Stored data:
-- -- --

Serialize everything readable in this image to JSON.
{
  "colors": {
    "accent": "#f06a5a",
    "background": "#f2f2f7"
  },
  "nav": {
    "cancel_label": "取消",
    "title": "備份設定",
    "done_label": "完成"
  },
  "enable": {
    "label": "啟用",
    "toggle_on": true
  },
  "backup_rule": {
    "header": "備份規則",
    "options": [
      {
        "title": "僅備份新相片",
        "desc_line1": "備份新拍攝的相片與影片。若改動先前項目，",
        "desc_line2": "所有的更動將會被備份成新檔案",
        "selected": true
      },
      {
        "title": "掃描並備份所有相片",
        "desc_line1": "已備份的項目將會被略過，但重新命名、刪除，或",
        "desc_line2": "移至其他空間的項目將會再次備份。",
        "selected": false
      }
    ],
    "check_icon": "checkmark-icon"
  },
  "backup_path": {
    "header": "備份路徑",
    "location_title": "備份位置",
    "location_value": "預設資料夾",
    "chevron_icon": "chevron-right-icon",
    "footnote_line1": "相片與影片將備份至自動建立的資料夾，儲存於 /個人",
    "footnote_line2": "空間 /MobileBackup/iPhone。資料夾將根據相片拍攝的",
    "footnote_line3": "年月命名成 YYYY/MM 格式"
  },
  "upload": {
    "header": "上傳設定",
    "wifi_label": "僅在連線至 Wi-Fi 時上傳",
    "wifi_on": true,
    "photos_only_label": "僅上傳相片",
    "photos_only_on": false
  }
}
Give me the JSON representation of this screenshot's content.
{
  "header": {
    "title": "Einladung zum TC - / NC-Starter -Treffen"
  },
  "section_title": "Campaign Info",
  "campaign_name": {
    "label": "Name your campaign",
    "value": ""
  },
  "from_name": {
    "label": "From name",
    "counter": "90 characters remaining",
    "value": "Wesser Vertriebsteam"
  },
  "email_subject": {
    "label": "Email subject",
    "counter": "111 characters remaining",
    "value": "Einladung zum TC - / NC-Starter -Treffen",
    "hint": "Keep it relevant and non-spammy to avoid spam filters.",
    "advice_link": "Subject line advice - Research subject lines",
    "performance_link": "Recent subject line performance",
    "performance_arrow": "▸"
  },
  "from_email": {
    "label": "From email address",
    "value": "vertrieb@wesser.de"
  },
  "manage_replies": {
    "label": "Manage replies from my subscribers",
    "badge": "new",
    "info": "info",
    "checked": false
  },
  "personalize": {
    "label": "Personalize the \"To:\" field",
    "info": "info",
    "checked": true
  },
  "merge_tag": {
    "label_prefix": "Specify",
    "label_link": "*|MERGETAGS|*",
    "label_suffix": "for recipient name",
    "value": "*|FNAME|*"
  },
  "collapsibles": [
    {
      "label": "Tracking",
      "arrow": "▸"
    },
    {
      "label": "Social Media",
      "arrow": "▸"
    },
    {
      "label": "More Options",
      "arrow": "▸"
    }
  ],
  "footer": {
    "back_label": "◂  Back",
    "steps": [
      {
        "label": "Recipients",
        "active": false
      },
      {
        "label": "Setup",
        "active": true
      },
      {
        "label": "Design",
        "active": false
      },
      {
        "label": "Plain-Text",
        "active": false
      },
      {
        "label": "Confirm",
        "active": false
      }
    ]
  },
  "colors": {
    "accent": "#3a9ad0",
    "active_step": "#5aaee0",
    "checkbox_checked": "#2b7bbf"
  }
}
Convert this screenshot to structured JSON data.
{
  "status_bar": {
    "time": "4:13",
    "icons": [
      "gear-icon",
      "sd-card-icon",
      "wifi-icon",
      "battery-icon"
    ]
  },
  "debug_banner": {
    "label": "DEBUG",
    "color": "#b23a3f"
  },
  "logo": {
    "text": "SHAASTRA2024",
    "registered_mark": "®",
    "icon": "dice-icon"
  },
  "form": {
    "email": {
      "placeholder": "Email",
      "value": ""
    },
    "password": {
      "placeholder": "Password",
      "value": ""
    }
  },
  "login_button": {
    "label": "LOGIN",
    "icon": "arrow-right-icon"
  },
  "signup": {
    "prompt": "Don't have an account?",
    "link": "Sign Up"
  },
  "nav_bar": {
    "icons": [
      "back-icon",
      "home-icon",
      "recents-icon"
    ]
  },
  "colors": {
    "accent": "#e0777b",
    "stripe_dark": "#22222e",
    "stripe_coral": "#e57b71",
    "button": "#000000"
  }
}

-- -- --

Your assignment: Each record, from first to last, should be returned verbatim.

Response to the task:
Serialize everything readable in this image to JSON.
{
  "colors": {
    "accent": "#f06a5a",
    "background": "#f2f2f7"
  },
  "nav": {
    "cancel_label": "取消",
    "title": "備份設定",
    "done_label": "完成"
  },
  "enable": {
    "label": "啟用",
    "toggle_on": true
  },
  "backup_rule": {
    "header": "備份規則",
    "options": [
      {
        "title": "僅備份新相片",
        "desc_line1": "備份新拍攝的相片與影片。若改動先前項目，",
        "desc_line2": "所有的更動將會被備份成新檔案",
        "selected": true
      },
      {
        "title": "掃描並備份所有相片",
        "desc_line1": "已備份的項目將會被略過，但重新命名、刪除，或",
        "desc_line2": "移至其他空間的項目將會再次備份。",
        "selected": false
      }
    ],
    "check_icon": "checkmark-icon"
  },
  "backup_path": {
    "header": "備份路徑",
    "location_title": "備份位置",
    "location_value": "預設資料夾",
    "chevron_icon": "chevron-right-icon",
    "footnote_line1": "相片與影片將備份至自動建立的資料夾，儲存於 /個人",
    "footnote_line2": "空間 /MobileBackup/iPhone。資料夾將根據相片拍攝的",
    "footnote_line3": "年月命名成 YYYY/MM 格式"
  },
  "upload": {
    "header": "上傳設定",
    "wifi_label": "僅在連線至 Wi-Fi 時上傳",
    "wifi_on": true,
    "photos_only_label": "僅上傳相片",
    "photos_only_on": false
  }
}
Give me the JSON representation of this screenshot's content.
{
  "header": {
    "title": "Einladung zum TC - / NC-Starter -Treffen"
  },
  "section_title": "Campaign Info",
  "campaign_name": {
    "label": "Name your campaign",
    "value": ""
  },
  "from_name": {
    "label": "From name",
    "counter": "90 characters remaining",
    "value": "Wesser Vertriebsteam"
  },
  "email_subject": {
    "label": "Email subject",
    "counter": "111 characters remaining",
    "value": "Einladung zum TC - / NC-Starter -Treffen",
    "hint": "Keep it relevant and non-spammy to avoid spam filters.",
    "advice_link": "Subject line advice - Research subject lines",
    "performance_link": "Recent subject line performance",
    "performance_arrow": "▸"
  },
  "from_email": {
    "label": "From email address",
    "value": "vertrieb@wesser.de"
  },
  "manage_replies": {
    "label": "Manage replies from my subscribers",
    "badge": "new",
    "info": "info",
    "checked": false
  },
  "personalize": {
    "label": "Personalize the \"To:\" field",
    "info": "info",
    "checked": true
  },
  "merge_tag": {
    "label_prefix": "Specify",
    "label_link": "*|MERGETAGS|*",
    "label_suffix": "for recipient name",
    "value": "*|FNAME|*"
  },
  "collapsibles": [
    {
      "label": "Tracking",
      "arrow": "▸"
    },
    {
      "label": "Social Media",
      "arrow": "▸"
    },
    {
      "label": "More Options",
      "arrow": "▸"
    }
  ],
  "footer": {
    "back_label": "◂  Back",
    "steps": [
      {
        "label": "Recipients",
        "active": false
      },
      {
        "label": "Setup",
        "active": true
      },
      {
        "label": "Design",
        "active": false
      },
      {
        "label": "Plain-Text",
        "active": false
      },
      {
        "label": "Confirm",
        "active": false
      }
    ]
  },
  "colors": {
    "accent": "#3a9ad0",
    "active_step": "#5aaee0",
    "checkbox_checked": "#2b7bbf"
  }
}
Convert this screenshot to structured JSON data.
{
  "status_bar": {
    "time": "4:13",
    "icons": [
      "gear-icon",
      "sd-card-icon",
      "wifi-icon",
      "battery-icon"
    ]
  },
  "debug_banner": {
    "label": "DEBUG",
    "color": "#b23a3f"
  },
  "logo": {
    "text": "SHAASTRA2024",
    "registered_mark": "®",
    "icon": "dice-icon"
  },
  "form": {
    "email": {
      "placeholder": "Email",
      "value": ""
    },
    "password": {
      "placeholder": "Password",
      "value": ""
    }
  },
  "login_button": {
    "label": "LOGIN",
    "icon": "arrow-right-icon"
  },
  "signup": {
    "prompt": "Don't have an account?",
    "link": "Sign Up"
  },
  "nav_bar": {
    "icons": [
      "back-icon",
      "home-icon",
      "recents-icon"
    ]
  },
  "colors": {
    "accent": "#e0777b",
    "stripe_dark": "#22222e",
    "stripe_coral": "#e57b71",
    "button": "#000000"
  }
}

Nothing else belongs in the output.